Mays delivered a note perfect recreation of Colin Parry’s eulogy for Tim, choking up at exactly the right moment when he talked about his son’s death hopefully inspiring something better.
The Irish counterpart to the Parrys in Leather’s drama were Vicky McClure and David Wilmot’s Susan and Arthur McHugh.
In another committed performance on the small screen, McClure’s Susan was a modest mother suddenly catapulted into the media spotlight for instinctively responding on RTE Radio 1’s ‘Liveline’ to the bomb attacks.
Even though McClure’s accent occasionally wobbled, the ‘Line of Duty’ star again demonstrated why she is one of the most perceptive and instinctive actresses currently working in British television.
Irish actor David Wilmot also provided solid support as her patient and dedicated husband, resolutely standing by his wife in the face of threatening phone calls and fears that their car might be booby trapped.
Simone Kirby also sparkled as Susan’s work colleague and friend Fran.
in a touching sequence, Susan’s Clontarf neighbours showed their solidarity with her by hanging out banners emblazoned with the word ‘Peace’ outside their bedroom windows.
But the drama was also not afraid to confront some hard truths.
The most raw section of Leather’s drama saw Susan and Arthur McHugh travel north of the border to meet the families of those killed by the security forces and IRA , following criticism that they had ignored the plight of other victims.
An angry mother of a girl killed by the security forces berated Susan for not protesting whenever her child’s life was taken, posing the questions “Has she not the same value?”and “Do you know her name?”
In an electrifyingly written encounter, McClure and Wilmot brilliantly conveyed the shock and awkwardness of their characters as they were told “When I lost her no-one in Dublin picked up the phone. no-one sent flowers.”
And in one of the most stark fictional portrayals of the sensitivities around victims in Northern Ireland, Leather had the mother deliver this devastating rebuke: “Your outrage about the English children outrages me because it reminded me of the outrage you didn’t feel.”
A similar meeting with a loyalist woman who had lost a loved one to the IRA was equally tough to watch, as she told the McHughs she was not interested in what people in the Irish Republic thought about the Provisionals.
It was a shame that all the Northern Irish characters were presented as hard headed and too entrenched to envisage a future of peace and reconciliation because that clearly was not the case.
However O’Brien and Leather should be commended for delivering an intelligent and sensitive portrayal of a victims story that acknowledged and respected the suffering of all sides.
A scene where the Parrys appeared on RTE’s chat show ‘The Late Late Show’, with Conor Mullen doing a decent impersonation as Gay Byrne, was also deftly handled.
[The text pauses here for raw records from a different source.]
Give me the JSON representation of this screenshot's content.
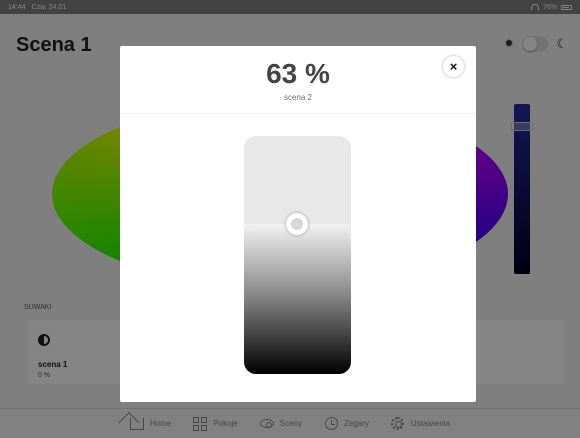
{
  "status_bar": {
    "time": "14:44",
    "date": "Czw. 24.01",
    "battery": "76%"
  },
  "page": {
    "title": "Scena 1"
  },
  "section": {
    "label": "SUWAKI"
  },
  "scene_card": {
    "name": "scena 1",
    "value": "0 %",
    "right_text": "s"
  },
  "tabs": [
    {
      "label": "Home",
      "icon": "home-icon"
    },
    {
      "label": "Pokoje",
      "icon": "grid-icon"
    },
    {
      "label": "Sceny",
      "icon": "eye-icon"
    },
    {
      "label": "Zegary",
      "icon": "clock-icon"
    },
    {
      "label": "Ustawienia",
      "icon": "gear-icon"
    }
  ],
  "modal": {
    "value_text": "63 %",
    "subtitle": "scena 2",
    "level": 0.63,
    "close_symbol": "×"
  }
}
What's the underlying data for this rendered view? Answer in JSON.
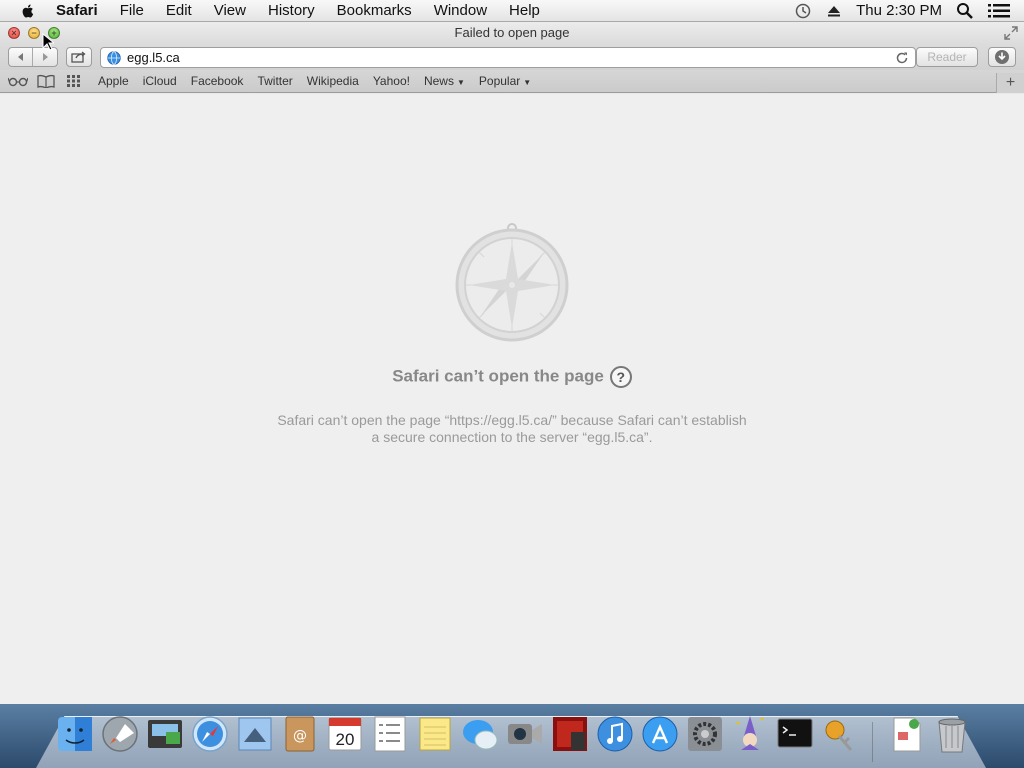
{
  "menubar": {
    "app": "Safari",
    "items": [
      "File",
      "Edit",
      "View",
      "History",
      "Bookmarks",
      "Window",
      "Help"
    ],
    "clock": "Thu 2:30 PM"
  },
  "window": {
    "title": "Failed to open page"
  },
  "toolbar": {
    "url": "egg.l5.ca",
    "reader_label": "Reader"
  },
  "bookmarks": {
    "items": [
      "Apple",
      "iCloud",
      "Facebook",
      "Twitter",
      "Wikipedia",
      "Yahoo!",
      "News",
      "Popular"
    ]
  },
  "newtab": "+",
  "error": {
    "title": "Safari can’t open the page",
    "help": "?",
    "line1": "Safari can’t open the page “https://egg.l5.ca/” because Safari can’t establish",
    "line2": "a secure connection to the server “egg.l5.ca”."
  },
  "dock": {
    "calendar_day": "20",
    "icons": [
      "finder-icon",
      "launchpad-icon",
      "image-capture-icon",
      "safari-icon",
      "mail-icon",
      "contacts-icon",
      "calendar-icon",
      "reminders-icon",
      "notes-icon",
      "messages-icon",
      "facetime-icon",
      "photo-booth-icon",
      "itunes-icon",
      "app-store-icon",
      "system-preferences-icon",
      "wizard-icon",
      "terminal-icon",
      "keychain-icon",
      "preview-icon",
      "trash-icon"
    ]
  },
  "colors": {
    "close": "#e0443a",
    "minimize": "#e5a82c",
    "zoom": "#4eb22e"
  }
}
Movingly acted, astutely written and intelligently directed, don’t be surprised if ‘Mother’s Day’ lands award nominations next year across a number of categories.
But like Alex Gibney’s Loughinisland documentary ‘No Stone Unturned’, its greatest achievement is the way it once again shines a stark light on the need for the Stormont parties and the British and Irish Governments to find a way to address the ongoing pain of victims on all sides of the conflict.
(‘Mother’s Day’ aired on RTE1 on September 2, 2018 and BBC2 on September 3 and is still available on the BBC iPlayer and the RTE Player).
(Dan McGinn is a film and television critic whose blog They’ll Love It In Pomona reviews the cream of the latest cinema releases and TV dramas)
Dan McGinn is a journalist who was previously the Ireland Political Editor and Ireland Deputy Editor of the Press Association and has worked for the Irish News, Belfast Telegraph and other publications and for TV and radio. He currently works in public affairs and is also a film and television critic with his own blog, They’ll Love It In Pomona covering the latest cinema releases.